This is an excerpt from the first draft. Babe Bump is the narrator in this chapter. The mortal Hermits are in a time warp for a weekend of acclerated magical training. This scene involves a vision of a faery city.
Visions of Murias
The winery celler expanded for our lunch (faery bread and edible flowers, yum!), then magically contracted into separate, more intimate spaces for our faery city sessions. Breadcrumb told us that we (the humans) would each start with our assigned “cities,” then we’d cycle through each of the others, meeting with the elves assigned to them and consecrating our magical tools at each station.
We, the Murias gang, met before a dark purple door, which opened into a room with a stonelined cistern in the floor. The water smelled fresh and was cool to the touch. Flowers I had never seen before were scattered on the water, also giving off delicate green scents. After a few rituals I’m not allowed to relate, we took turns stirring a figure eight in the water four times, using a thin branch from an ash tree. Then we dipped our small cauldrons and chalices into the water.
“Fill your cauldron, then set it aside. Drink now from your chalices, then close your eyes,” Parsifal advised.
I closed my eyes. It was as if I could feel each molecule of water as it entered my body, leaving its cool taste, yet woven into each molecule were histories of where it had been: icy comets hurtling through space as fast as seventy kilometres per second; shedding ice in our atmosphere; exploding on impact, creating oceans and rivers and lakes over 4.6 billion years of our planet’s lifespan; water entering and leaving the bodies of plants and animals, including our earliest human ancestors; water seeping through stones and pooling in caves; combining with countless substances; bathing the wounds of saints and criminals; bursting from the wombs of women in childbirth; crushing whole cities beneath massive waves; degraded in machinery and mines; cooling nuclear reactors; water shaken from branches of trees to slake the thirst of a desperate child; and finally, a single dewdrop in the center of a green leaf, reflecting my face…

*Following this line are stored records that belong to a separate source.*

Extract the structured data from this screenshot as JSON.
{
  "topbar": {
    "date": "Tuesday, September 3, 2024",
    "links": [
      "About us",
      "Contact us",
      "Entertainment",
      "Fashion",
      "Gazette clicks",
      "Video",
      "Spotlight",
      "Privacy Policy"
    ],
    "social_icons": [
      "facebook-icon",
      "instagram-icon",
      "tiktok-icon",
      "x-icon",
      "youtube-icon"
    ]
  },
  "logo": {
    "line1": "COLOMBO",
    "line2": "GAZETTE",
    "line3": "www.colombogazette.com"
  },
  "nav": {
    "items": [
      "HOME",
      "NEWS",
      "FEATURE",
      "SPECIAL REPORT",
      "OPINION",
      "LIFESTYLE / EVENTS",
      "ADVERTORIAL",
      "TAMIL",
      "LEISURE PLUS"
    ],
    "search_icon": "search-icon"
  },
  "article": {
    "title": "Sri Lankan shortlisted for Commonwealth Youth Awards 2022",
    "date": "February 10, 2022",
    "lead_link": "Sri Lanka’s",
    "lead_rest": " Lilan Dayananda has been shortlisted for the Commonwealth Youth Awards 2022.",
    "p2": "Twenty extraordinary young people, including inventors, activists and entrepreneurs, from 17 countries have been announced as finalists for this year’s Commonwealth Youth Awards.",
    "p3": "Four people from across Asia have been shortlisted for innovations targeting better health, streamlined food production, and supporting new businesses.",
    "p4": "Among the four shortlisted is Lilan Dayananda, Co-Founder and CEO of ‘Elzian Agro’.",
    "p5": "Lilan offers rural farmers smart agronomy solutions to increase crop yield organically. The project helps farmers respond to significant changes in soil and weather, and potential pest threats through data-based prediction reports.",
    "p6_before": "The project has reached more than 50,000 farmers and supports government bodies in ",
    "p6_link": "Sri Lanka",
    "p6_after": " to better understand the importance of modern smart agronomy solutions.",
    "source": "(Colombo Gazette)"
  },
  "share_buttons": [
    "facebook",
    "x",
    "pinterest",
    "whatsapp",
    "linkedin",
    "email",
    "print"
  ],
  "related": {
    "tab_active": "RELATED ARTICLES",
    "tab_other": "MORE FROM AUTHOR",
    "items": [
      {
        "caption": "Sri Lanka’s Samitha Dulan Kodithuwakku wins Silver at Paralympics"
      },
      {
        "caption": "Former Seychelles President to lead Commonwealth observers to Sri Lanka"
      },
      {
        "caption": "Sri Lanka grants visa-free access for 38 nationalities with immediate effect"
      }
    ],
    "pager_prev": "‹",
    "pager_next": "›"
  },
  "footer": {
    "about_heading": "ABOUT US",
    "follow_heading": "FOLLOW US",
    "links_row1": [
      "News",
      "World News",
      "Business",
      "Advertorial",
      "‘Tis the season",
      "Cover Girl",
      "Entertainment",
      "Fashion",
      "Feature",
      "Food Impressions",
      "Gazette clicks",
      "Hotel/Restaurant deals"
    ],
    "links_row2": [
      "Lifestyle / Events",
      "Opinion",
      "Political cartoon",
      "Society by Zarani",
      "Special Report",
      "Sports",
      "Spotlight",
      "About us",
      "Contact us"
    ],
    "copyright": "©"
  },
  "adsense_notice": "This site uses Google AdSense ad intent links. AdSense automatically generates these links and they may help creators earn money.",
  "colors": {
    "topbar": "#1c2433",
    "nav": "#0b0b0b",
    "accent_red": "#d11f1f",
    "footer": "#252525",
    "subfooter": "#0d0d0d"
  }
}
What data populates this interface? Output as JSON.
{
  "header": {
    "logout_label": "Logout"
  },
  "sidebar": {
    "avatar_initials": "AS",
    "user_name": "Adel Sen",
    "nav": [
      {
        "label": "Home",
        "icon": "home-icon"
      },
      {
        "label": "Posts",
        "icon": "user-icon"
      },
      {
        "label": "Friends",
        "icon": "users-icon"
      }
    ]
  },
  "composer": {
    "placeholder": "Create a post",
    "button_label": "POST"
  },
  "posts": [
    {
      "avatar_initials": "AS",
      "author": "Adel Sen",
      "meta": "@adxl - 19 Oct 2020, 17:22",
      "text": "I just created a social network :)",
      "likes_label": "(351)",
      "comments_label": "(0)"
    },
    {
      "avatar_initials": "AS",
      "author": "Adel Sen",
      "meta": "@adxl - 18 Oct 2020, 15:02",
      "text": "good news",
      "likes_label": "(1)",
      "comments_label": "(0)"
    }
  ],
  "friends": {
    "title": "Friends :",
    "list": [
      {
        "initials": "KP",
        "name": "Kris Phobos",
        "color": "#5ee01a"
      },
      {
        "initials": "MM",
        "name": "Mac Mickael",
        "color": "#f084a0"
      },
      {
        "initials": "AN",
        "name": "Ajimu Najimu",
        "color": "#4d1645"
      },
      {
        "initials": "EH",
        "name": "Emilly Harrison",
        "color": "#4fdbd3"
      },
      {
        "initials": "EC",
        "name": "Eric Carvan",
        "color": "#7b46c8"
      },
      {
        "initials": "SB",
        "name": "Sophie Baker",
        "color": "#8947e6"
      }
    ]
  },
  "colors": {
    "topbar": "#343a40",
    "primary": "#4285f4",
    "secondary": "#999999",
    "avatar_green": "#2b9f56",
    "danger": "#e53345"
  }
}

When I opened my eyes again, I saw like a newborn, my vision restored to the glory of first sight, rinsed clean of the grime of self and the past. Fresh, new, now. Even Parsifal, who’d moments ago looked like a sad, old, out-of-work clown (due to his “grounded” glamour) was visible to me as something perhaps closer to his “real self” as he existed in The Realm. Likewise with Archie, Who’s There, and Professor Almond – they were cloaked less in personas designed for mortal consumption and presented with more nuance and less caricature.
I’d wondered before about the existence of latent human senses, and now I felt I had at least a partial answer to that. I felt that my usual physical vision had taken on additional depth, color perception, and frequency expansion. If I was going to try a little science on, I’d say that maybe my retina was transmitting more data, faster, and from a slightly expanded portion of the electromagnetic spectrum.
After blinking several times at our Elven guides, Tomma’s first words were, “I have to look at the Wubbies!” As ze opened the box where they were resting, we could all see a sort of rainbow-colored corona surrounding them. It actually extended about five inches in all directions, and shimmered and fluctuated like the swirling colors of a soap bubble.
“Wow!” ze exclaimed, then looked sad, “Will I have to give them all up, in the end?”
“We don’t know the answer to that,” Parsifal said gently. “But let’s move along now, we have much to do.”
The cauldrons were for scrying. My new sight allowed me to could actually see the layers of water in the cauldron, moving and swirling. Perhaps each layer was many millions of molecules thick, but each layer held a story (or probably many stories). It was a much more textured and complex visual experience of water than I’d ever imagined.
Who’s There said, “Let your intuition guide you to the ‘story’ you are meant to see in the water. Don’t worry too much about sorting or analyzing, just soften and open your gaze, and stare into the cauldron. Accept whatever is there as a gift, and thank the water afterwards!”
Nienna was staring back at me. I imagined that I saw some compassion for me in her emerald green eyes. But it was soon replaced by a look of resolve. In the water image, she turned from me to look behind her. There I could see what first looked to be a battle in a city street, but which I then realized was a protest that had become violent. Nienna’s ravens and crows were flying overhead, screeching above armored police officers and bandana masked protestors. A cop yanked a sign from a woman’s hand, “Trans Lives Matter,” then smashed her to the ground with it. In the watery vision, I could see Oyster reaching out for the woman and then going down beneath the clubs.
I pulled my eyes away from the vision with a start. I muttered “thank you” because I’d been told to do it, but I was extremely disturbed by what I’d seen. I was shaking. Briefly I described the protest and the fact that I’d seen Oyster attacked by police.
“It looked like a city on the continent,” I said.
“The waters show many things,” Who’s There said to me, “but not all of them will come true for you.” She paused, then added, “Or for Oyster.”
First Draft Version. Copyright Amy R. Marsh, 2017.